This block is passed to other network nodes that validate the block. If the block is valid, they include it in their ledger and perform all the transactions from this block on their copy of the global state. Once all nodes have validated the block, the network have reached consensus. This block is considered valid by all the nodes of a blockchain network, and the global state is the same for all the nodes.
Apla uses a proof-of-authority consensus mechanism. Only the selected nodes called validating nodes can generate new blocks.
Other blockchain-based projects use different consensus mechanisms. For example, bitcoin cryptocurrency uses prof-of-work mechanism, where a node that solved a complex equation is awarded a right to create a new block.
For example, three friends own a collection of expensive automobiles, which are stored in a hangar. Each friend has a list of automobiles in the hangar and a log of operations for the hangar.
In blockchain terms, three friends are network nodes, the hangar is a global state, the automobiles in the hangar are data stored in the global state, the log of operations is a ledger, and entries in this log are transactions.
Now, for example, one of the friends buys a new automobile and decides to add it to the hangar. He sends a message to his friends. The message says that he has added a Buick 1961 to the hangar. One of the friends (appointed for this task) validates this claim, for example, by contacting the hangar personnel and checking if the new automobile is really there. If this message is valid, he adds a new entry to his copy of the operations log and adjusts his list of automobiles. He also tells all other friends what he has changed in his operations log. Other friends check that the change was correct and adjust their list of automobiles in the hangar. When all three friends have accepted the change in their ledger and adjusted their list of automobiles, the change was finalized.
In blockchain terms, one of the network nodes generated a transaction and sent it to other nodes.

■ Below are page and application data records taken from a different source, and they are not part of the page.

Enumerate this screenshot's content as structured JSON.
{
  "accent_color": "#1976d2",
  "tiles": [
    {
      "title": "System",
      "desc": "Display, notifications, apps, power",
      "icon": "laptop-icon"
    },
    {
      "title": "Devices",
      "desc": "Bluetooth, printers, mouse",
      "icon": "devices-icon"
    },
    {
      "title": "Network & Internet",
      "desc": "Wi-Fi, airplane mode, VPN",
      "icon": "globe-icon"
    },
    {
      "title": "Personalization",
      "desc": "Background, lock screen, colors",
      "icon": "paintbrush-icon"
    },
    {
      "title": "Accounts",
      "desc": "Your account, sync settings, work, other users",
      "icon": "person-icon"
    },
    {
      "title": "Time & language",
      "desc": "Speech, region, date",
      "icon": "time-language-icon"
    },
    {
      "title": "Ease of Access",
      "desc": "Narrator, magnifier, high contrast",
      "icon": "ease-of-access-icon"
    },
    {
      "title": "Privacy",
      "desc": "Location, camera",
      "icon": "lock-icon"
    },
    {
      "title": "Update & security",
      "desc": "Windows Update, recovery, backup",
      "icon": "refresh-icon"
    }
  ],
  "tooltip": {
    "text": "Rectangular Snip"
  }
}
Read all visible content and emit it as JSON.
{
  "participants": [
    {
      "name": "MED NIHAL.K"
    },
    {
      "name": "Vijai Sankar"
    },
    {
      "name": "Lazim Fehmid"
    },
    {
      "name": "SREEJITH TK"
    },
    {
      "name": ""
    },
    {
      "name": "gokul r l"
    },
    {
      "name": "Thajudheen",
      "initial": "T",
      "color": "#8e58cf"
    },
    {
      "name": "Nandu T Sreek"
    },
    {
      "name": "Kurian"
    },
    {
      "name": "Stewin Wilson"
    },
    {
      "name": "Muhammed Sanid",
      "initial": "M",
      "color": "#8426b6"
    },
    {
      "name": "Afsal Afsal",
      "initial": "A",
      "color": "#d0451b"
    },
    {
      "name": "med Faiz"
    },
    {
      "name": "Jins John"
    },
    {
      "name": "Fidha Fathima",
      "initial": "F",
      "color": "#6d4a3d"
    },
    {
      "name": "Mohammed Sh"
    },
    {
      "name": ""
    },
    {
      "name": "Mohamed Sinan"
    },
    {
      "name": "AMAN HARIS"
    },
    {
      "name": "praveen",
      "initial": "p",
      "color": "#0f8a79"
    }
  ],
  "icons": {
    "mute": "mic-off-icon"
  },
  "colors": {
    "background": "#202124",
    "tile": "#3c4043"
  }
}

One of the validating nodes then validated this transaction and added a new block to the ledger. This block was sent to other network nodes who validated it, added it to the blockchain, and changed their global state accordingly. Once all nodes have made the changes to the ledger and to the global state, it is said that the network have reached the consensus.